Instructions for the task: For the word "icon", state the number of lines in the data that contain it, and nothing else.

─── Material for this task

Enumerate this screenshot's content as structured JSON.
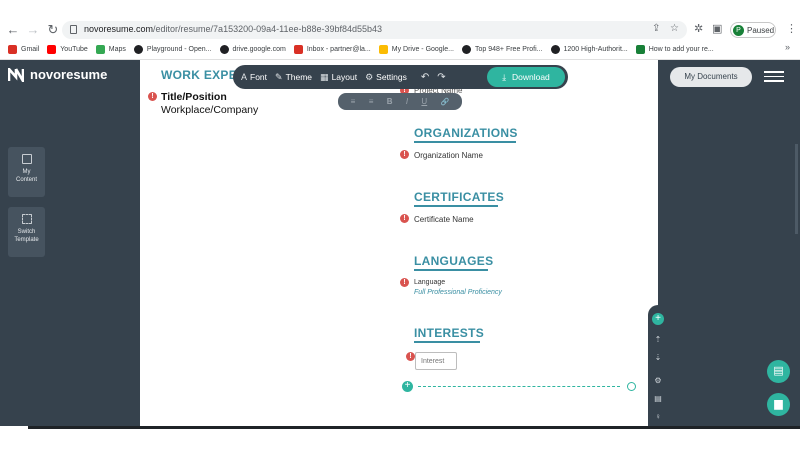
{
  "browser": {
    "url_host": "novoresume.com",
    "url_path": "/editor/resume/7a153200-09a4-11ee-b88e-39bf84d55b43",
    "profile_status": "Paused",
    "profile_initial": "P",
    "bookmarks": [
      {
        "label": "Gmail",
        "color": "#d93025"
      },
      {
        "label": "YouTube",
        "color": "#ff0000"
      },
      {
        "label": "Maps",
        "color": "#34a853"
      },
      {
        "label": "Playground - Open...",
        "color": "#202124"
      },
      {
        "label": "drive.google.com",
        "color": "#202124"
      },
      {
        "label": "Inbox - partner@la...",
        "color": "#d93025"
      },
      {
        "label": "My Drive - Google...",
        "color": "#fbbc04"
      },
      {
        "label": "Top 948+ Free Profi...",
        "color": "#202124"
      },
      {
        "label": "1200 High-Authorit...",
        "color": "#202124"
      },
      {
        "label": "How to add your re...",
        "color": "#188038"
      }
    ],
    "more": "»"
  },
  "app": {
    "logo": "novoresume",
    "rail": [
      {
        "label1": "My",
        "label2": "Content"
      },
      {
        "label1": "Switch",
        "label2": "Template"
      }
    ],
    "my_documents": "My Documents"
  },
  "toolbar": {
    "font": "Font",
    "theme": "Theme",
    "layout": "Layout",
    "settings": "Settings",
    "download": "Download",
    "format": [
      "≡",
      "≡",
      "B",
      "I",
      "U",
      "🔗"
    ]
  },
  "resume": {
    "work_heading": "WORK EXPE",
    "work_title": "Title/Position",
    "work_company": "Workplace/Company",
    "project_name_partial": "Project Name",
    "organizations_heading": "ORGANIZATIONS",
    "organization_name": "Organization Name",
    "certificates_heading": "CERTIFICATES",
    "certificate_name": "Certificate Name",
    "languages_heading": "LANGUAGES",
    "language": "Language",
    "proficiency": "Full Professional Proficiency",
    "interests_heading": "INTERESTS",
    "interest_placeholder": "Interest"
  },
  "colors": {
    "accent": "#2fb5a0",
    "heading": "#3a8fa3",
    "sidebar": "#36424d",
    "warning": "#d9534f"
  }
}
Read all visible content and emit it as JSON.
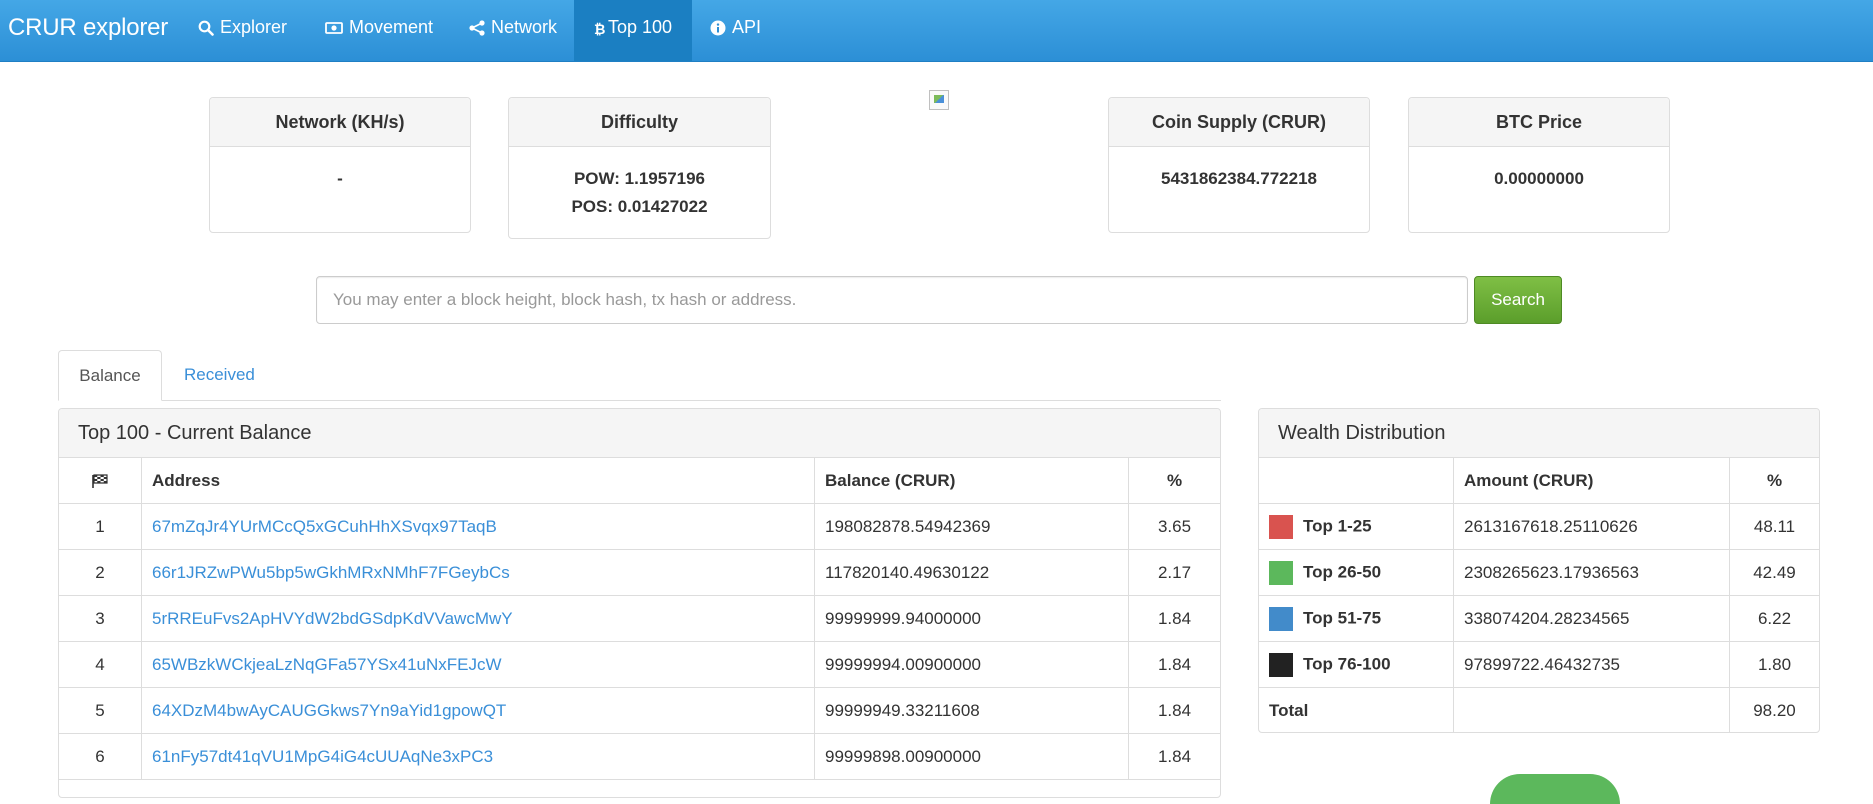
{
  "navbar": {
    "brand": "CRUR explorer",
    "items": [
      {
        "label": "Explorer",
        "icon": "search-icon",
        "active": false
      },
      {
        "label": "Movement",
        "icon": "money-icon",
        "active": false
      },
      {
        "label": "Network",
        "icon": "share-icon",
        "active": false
      },
      {
        "label": "Top 100",
        "icon": "bitcoin-icon",
        "active": true
      },
      {
        "label": "API",
        "icon": "info-circle-icon",
        "active": false
      }
    ],
    "color": "#2c8fd6",
    "active_color": "#1b7fc2"
  },
  "stats": {
    "network": {
      "title": "Network (KH/s)",
      "value": "-"
    },
    "difficulty": {
      "title": "Difficulty",
      "pow": "POW: 1.1957196",
      "pos": "POS: 0.01427022"
    },
    "supply": {
      "title": "Coin Supply (CRUR)",
      "value": "5431862384.772218"
    },
    "btc_price": {
      "title": "BTC Price",
      "value": "0.00000000"
    }
  },
  "search": {
    "placeholder": "You may enter a block height, block hash, tx hash or address.",
    "button_label": "Search",
    "button_color": "#5b9e2b"
  },
  "tabs": [
    {
      "label": "Balance",
      "active": true
    },
    {
      "label": "Received",
      "active": false
    }
  ],
  "top100": {
    "title": "Top 100 - Current Balance",
    "headers": {
      "rank_icon": "flag-checkered-icon",
      "address": "Address",
      "balance": "Balance (CRUR)",
      "percent": "%"
    },
    "rows": [
      {
        "rank": "1",
        "address": "67mZqJr4YUrMCcQ5xGCuhHhXSvqx97TaqB",
        "balance": "198082878.54942369",
        "percent": "3.65"
      },
      {
        "rank": "2",
        "address": "66r1JRZwPWu5bp5wGkhMRxNMhF7FGeybCs",
        "balance": "117820140.49630122",
        "percent": "2.17"
      },
      {
        "rank": "3",
        "address": "5rRREuFvs2ApHVYdW2bdGSdpKdVVawcMwY",
        "balance": "99999999.94000000",
        "percent": "1.84"
      },
      {
        "rank": "4",
        "address": "65WBzkWCkjeaLzNqGFa57YSx41uNxFEJcW",
        "balance": "99999994.00900000",
        "percent": "1.84"
      },
      {
        "rank": "5",
        "address": "64XDzM4bwAyCAUGGkws7Yn9aYid1gpowQT",
        "balance": "99999949.33211608",
        "percent": "1.84"
      },
      {
        "rank": "6",
        "address": "61nFy57dt41qVU1MpG4iG4cUUAqNe3xPC3",
        "balance": "99999898.00900000",
        "percent": "1.84"
      }
    ]
  },
  "wealth": {
    "title": "Wealth Distribution",
    "headers": {
      "label": "",
      "amount": "Amount (CRUR)",
      "percent": "%"
    },
    "rows": [
      {
        "label": "Top 1-25",
        "amount": "2613167618.25110626",
        "percent": "48.11",
        "color": "#d9534f"
      },
      {
        "label": "Top 26-50",
        "amount": "2308265623.17936563",
        "percent": "42.49",
        "color": "#5cb85c"
      },
      {
        "label": "Top 51-75",
        "amount": "338074204.28234565",
        "percent": "6.22",
        "color": "#428bca"
      },
      {
        "label": "Top 76-100",
        "amount": "97899722.46432735",
        "percent": "1.80",
        "color": "#222222"
      }
    ],
    "total": {
      "label": "Total",
      "amount": "",
      "percent": "98.20"
    }
  }
}
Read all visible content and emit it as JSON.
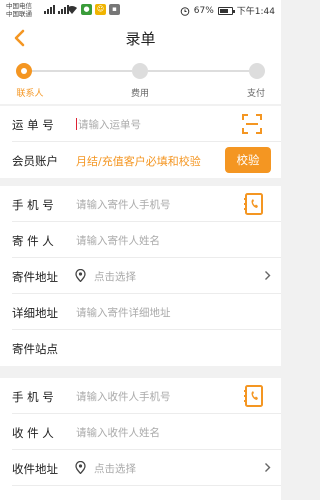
{
  "status_bar": {
    "carrier1": "中国电信",
    "carrier2": "中国联通",
    "battery": "67%",
    "time": "下午1:44"
  },
  "header": {
    "title": "录单",
    "back_icon": "chevron-left-icon"
  },
  "steps": [
    {
      "label": "联系人",
      "active": true
    },
    {
      "label": "费用",
      "active": false
    },
    {
      "label": "支付",
      "active": false
    }
  ],
  "waybill": {
    "label": "运 单 号",
    "placeholder": "请输入运单号",
    "icon": "scan-icon"
  },
  "member": {
    "label": "会员账户",
    "hint": "月结/充值客户必填和校验",
    "button": "校验"
  },
  "sender": {
    "phone_label": "手 机 号",
    "phone_placeholder": "请输入寄件人手机号",
    "name_label": "寄 件 人",
    "name_placeholder": "请输入寄件人姓名",
    "address_label": "寄件地址",
    "address_placeholder": "点击选择",
    "detail_label": "详细地址",
    "detail_placeholder": "请输入寄件详细地址",
    "station_label": "寄件站点"
  },
  "receiver": {
    "phone_label": "手 机 号",
    "phone_placeholder": "请输入收件人手机号",
    "name_label": "收 件 人",
    "name_placeholder": "请输入收件人姓名",
    "address_label": "收件地址",
    "address_placeholder": "点击选择"
  },
  "colors": {
    "accent": "#f49622",
    "background": "#f1f1f1"
  }
}
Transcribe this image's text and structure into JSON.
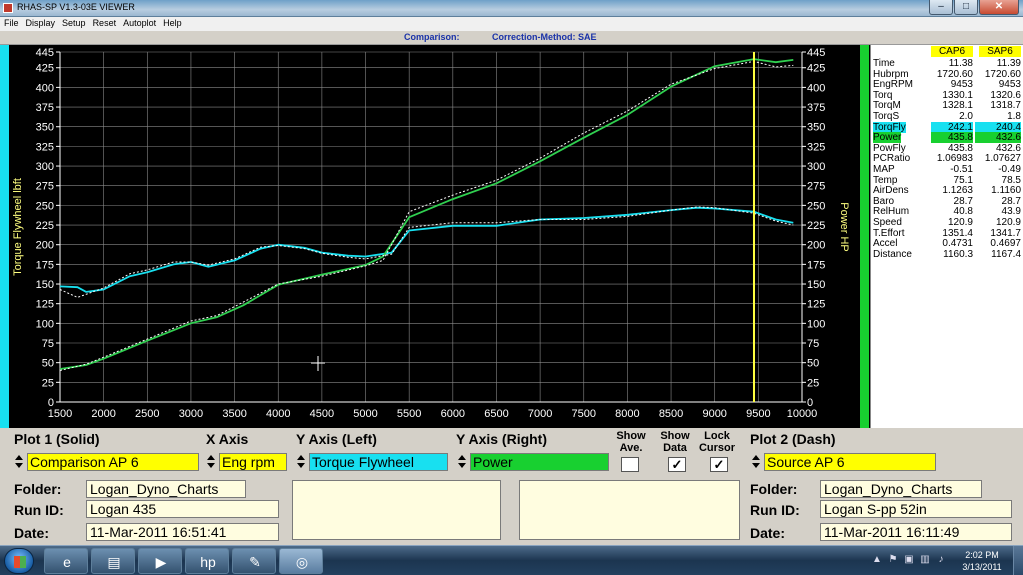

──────

Answer to this task: 8